What is encryption? Why is it important?
When we send an encrypted message (or store an encrypted document), no one else but the intended recipient can read it using a unique key. So even if someone manages to intercept the message when it’s on its way to the recipient, they will not be able to read its contents without the key – they can only see something that looks like a random set of characters. Encryption ensures the confidentiality of our personal data and company secrets. This is not only essential for our democratic rights and freedoms, but it also promotes trust in our digital infrastructure and communications, which is vital for innovation and economic growth. For example, encryption is essential for securing online banking transactions, and protecting the confidentiality of sources in journalism.
Encryption workarounds needed?
The European Commission has come under pressure from some EU Member States to take actions to address the perceived problem of data not being available to law enforcement authorities, due to encryption. This issue is frequently hyped as a major problem, and certain politicians have suggested simplistic and counter-productive policies to weaken encryption as a “solution” to them.
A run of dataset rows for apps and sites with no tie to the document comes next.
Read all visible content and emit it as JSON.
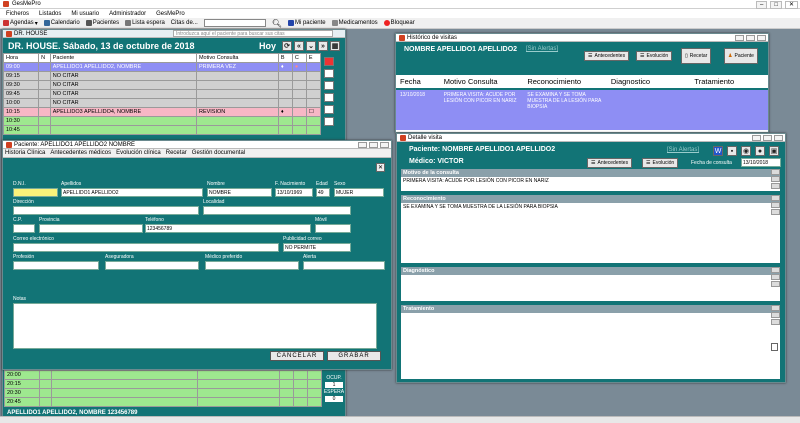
{
  "app": {
    "title": "GesMePro"
  },
  "menu": [
    "Ficheros",
    "Listados",
    "Mi usuario",
    "Administrador",
    "GesMePro"
  ],
  "toolbar": {
    "agendas": "Agendas",
    "calendario": "Calendario",
    "pacientes": "Pacientes",
    "lista_espera": "Lista espera",
    "citas_de": "Citas de...",
    "mi_paciente": "Mi paciente",
    "medicamentos": "Medicamentos",
    "bloquear": "Bloquear",
    "hint": "Introduzca aquí el paciente para buscar sus citas"
  },
  "agenda": {
    "window_title": "DR. HOUSE",
    "header": "DR. HOUSE. Sábado, 13 de octubre de 2018",
    "today": "Hoy",
    "columns": [
      "Hora",
      "N",
      "Paciente",
      "Motivo Consulta",
      "B",
      "C",
      "E"
    ],
    "rows": [
      {
        "time": "09:00",
        "patient": "APELLIDO1 APELLIDO2, NOMBRE",
        "motive": "PRIMERA VEZ",
        "style": "sel"
      },
      {
        "time": "09:15",
        "patient": "NO CITAR",
        "motive": "",
        "style": "gray"
      },
      {
        "time": "09:30",
        "patient": "NO CITAR",
        "motive": "",
        "style": "gray"
      },
      {
        "time": "09:45",
        "patient": "NO CITAR",
        "motive": "",
        "style": "gray"
      },
      {
        "time": "10:00",
        "patient": "NO CITAR",
        "motive": "",
        "style": "gray"
      },
      {
        "time": "10:15",
        "patient": "APELLIDO3 APELLIDO4, NOMBRE",
        "motive": "REVISION",
        "style": "pink"
      },
      {
        "time": "10:30",
        "patient": "",
        "motive": "",
        "style": "green"
      },
      {
        "time": "10:45",
        "patient": "",
        "motive": "",
        "style": "green"
      }
    ],
    "bottom_rows": [
      {
        "time": "20:00"
      },
      {
        "time": "20:15"
      },
      {
        "time": "20:30"
      },
      {
        "time": "20:45"
      }
    ],
    "ocup_label": "OCUP.",
    "ocup_value": "1",
    "espera_label": "ESPERA",
    "espera_value": "0",
    "footer": "APELLIDO1 APELLIDO2, NOMBRE 123456789"
  },
  "patient": {
    "window_title": "Paciente: APELLIDO1 APELLIDO2 NOMBRE",
    "tabs": [
      "Historia Clínica",
      "Antecedentes médicos",
      "Evolución clínica",
      "Recetar",
      "Gestión documental"
    ],
    "labels": {
      "dni": "D.N.I.",
      "apellidos": "Apellidos",
      "nombre": "Nombre",
      "f_nac": "F. Nacimiento",
      "edad": "Edad",
      "sexo": "Sexo",
      "direccion": "Dirección",
      "localidad": "Localidad",
      "cp": "C.P.",
      "provincia": "Provincia",
      "telefono": "Teléfono",
      "movil": "Móvil",
      "correo": "Correo electrónico",
      "publicidad": "Publicidad correo",
      "profesion": "Profesión",
      "aseguradora": "Aseguradora",
      "medico_pref": "Médico preferido",
      "alerta": "Alerta",
      "notas": "Notas"
    },
    "values": {
      "dni": "",
      "apellidos": "APELLIDO1 APELLIDO2",
      "nombre": "NOMBRE",
      "f_nac": "13/10/1969",
      "edad": "49",
      "sexo": "MUJER",
      "telefono": "123456789",
      "publicidad": "NO PERMITE"
    },
    "cancel": "CANCELAR",
    "save": "GRABAR"
  },
  "historico": {
    "window_title": "Histórico de visitas",
    "name": "NOMBRE APELLIDO1 APELLIDO2",
    "alert": "[Sin Alertas]",
    "btn_antecedentes": "Antecedentes",
    "btn_evolucion": "Evolución",
    "btn_recetar": "Recetar",
    "btn_paciente": "Paciente",
    "columns": [
      "Fecha",
      "Motivo Consulta",
      "Reconocimiento",
      "Diagnostico",
      "Tratamiento"
    ],
    "row": {
      "fecha": "13/10/2018",
      "motivo": "PRIMERA VISITA: ACUDE POR LESIÓN CON PICOR EN NARIZ",
      "reconocimiento": "SE EXAMINA Y SE TOMA MUESTRA DE LA LESIÓN PARA BIOPSIA",
      "diagnostico": "",
      "tratamiento": ""
    }
  },
  "detalle": {
    "window_title": "Detalle visita",
    "paciente": "Paciente: NOMBRE APELLIDO1 APELLIDO2",
    "alert": "[Sin Alertas]",
    "medico": "Médico: VICTOR",
    "btn_antecedentes": "Antecedentes",
    "btn_evolucion": "Evolución",
    "fecha_label": "Fecha de consulta",
    "fecha": "13/10/2018",
    "motivo_label": "Motivo de la consulta",
    "motivo": "PRIMERA VISITA: ACUDE POR LESIÓN CON PICOR EN NARIZ",
    "recon_label": "Reconocimiento",
    "recon": "SE EXAMINA Y SE TOMA MUESTRA DE LA LESIÓN PARA BIOPSIA",
    "diag_label": "Diagnóstico",
    "diag": "",
    "trat_label": "Tratamiento",
    "trat": ""
  },
  "colors": {
    "teal": "#127476",
    "selected": "#8e8ef4",
    "pink": "#f7b7c5",
    "green": "#9ee88f"
  }
}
There are several techniques that law enforcement authorities use to access encrypted data. One approach consists in obtaining the key to decrypt the data, for instance, through a physical search when the key is saved on a USB drive. The key can also be obtained from the user directly, for example via social engineering or legal obligation. Another approach is to access the decrypted data through bypassing the key by exploiting a flaw or weakness in the system or by installing software or spyware. However, the existence of workarounds does not mean that law enforcement should resort to them nor that they would be necessary or proportionate, or even compatible with human rights law.
From a technical point of view, encryption cannot be weakened “just a little”, without potentially introducing additional vulnerabilities, even if unintentionally. When there is a vulnerability, anyone can take advantage of it, not just the police or intelligence services. Sooner or later, a secret vulnerability will be exploited by a malicious user, perhaps the same one it was meant to be safeguarding us from. Law enforcement aims are legitimate. However, as pointed out by the European Union Agency for Network and Information Security (ENISA), limiting the use of encryption will create vulnerabilities, lower trust in the economy and damage civil society and industry alike.
What should the European Union do?
A more balanced approach is needed, which avoids much of the rhetoric that is often heard in relation to encryption. Such an approach would recognise a variety of options for addressing this issue without compromising everybody’s security or violating human rights.
Saying “no” to backdoors is a step into the right direction, but not the end of the debate, as there are still many ways to weaken encryption. The answer to security problems like those created by terrorism cannot be the creation of security risks. On the contrary, the EU should focus on stimulating the development and the use of high-grade standards for encryption, and not in any way undermine the development, production or use of high-grade encryption.
We are concerned by the potential inclusion of certain aspects of the forthcoming Communication, such as the increase of capabilities of Europol and what this may entail, and references to removal of allegedly “terrorist” content without accountability in line with the Commission’s recent Communication on tackling illegal content online. We remain vigilant regarding the developments in the field of counter-terrorism.
Encryption – debunking the myths (03.05.2017)
EDRi delivers paper on encryption workarounds and human rights (20.09.2017)
EDRi position paper on encryption (25.01.2016)
How the internet works (23.01.2012, available in six languages)